[Task to carry out] Return all lines from the entries below in which the word "oriented" is present.

[Data supplied]
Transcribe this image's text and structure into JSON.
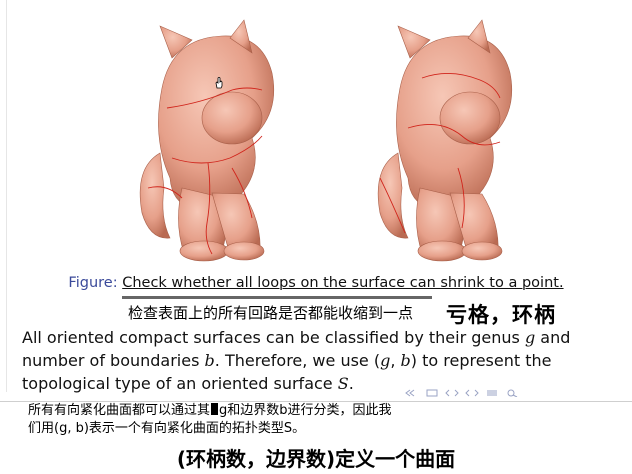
{
  "caption": {
    "label": "Figure:",
    "text": "Check whether all loops on the surface can shrink to a point."
  },
  "subtitle_line1": "检查表面上的所有回路是否都能收缩到一点",
  "note_genus": "亏格，环柄",
  "body": {
    "line1_a": "All oriented compact surfaces can be classified by their genus ",
    "line1_g": "g",
    "line1_b": " and",
    "line2_a": "number of boundaries ",
    "line2_b_var": "b",
    "line2_c": ". Therefore, we use (",
    "line2_g": "g",
    "line2_comma": ", ",
    "line2_b2": "b",
    "line2_d": ") to represent the",
    "line3_a": "topological type of an oriented surface ",
    "line3_s": "S",
    "line3_b": "."
  },
  "overlay_subtitle": {
    "line1_a": "所有有向紧化曲面都可以通过其",
    "line1_b": "g和边界数b进行分类，因此我",
    "line2": "们用(g, b)表示一个有向紧化曲面的拓扑类型S。"
  },
  "big_subtitle": "(环柄数，边界数)定义一个曲面",
  "colors": {
    "cat_skin": "#e9a58f",
    "cat_shadow": "#b9674f",
    "loop": "#d0241b",
    "figure_label": "#3b4a9a"
  },
  "icons": [
    "cat-model-left",
    "cat-model-right",
    "hand-cursor-icon",
    "beamer-nav-icons"
  ]
}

[Answer box]
    "line1_a": "All oriented compact surfaces can be classified by their genus ",
    "line3_a": "topological type of an oriented surface ",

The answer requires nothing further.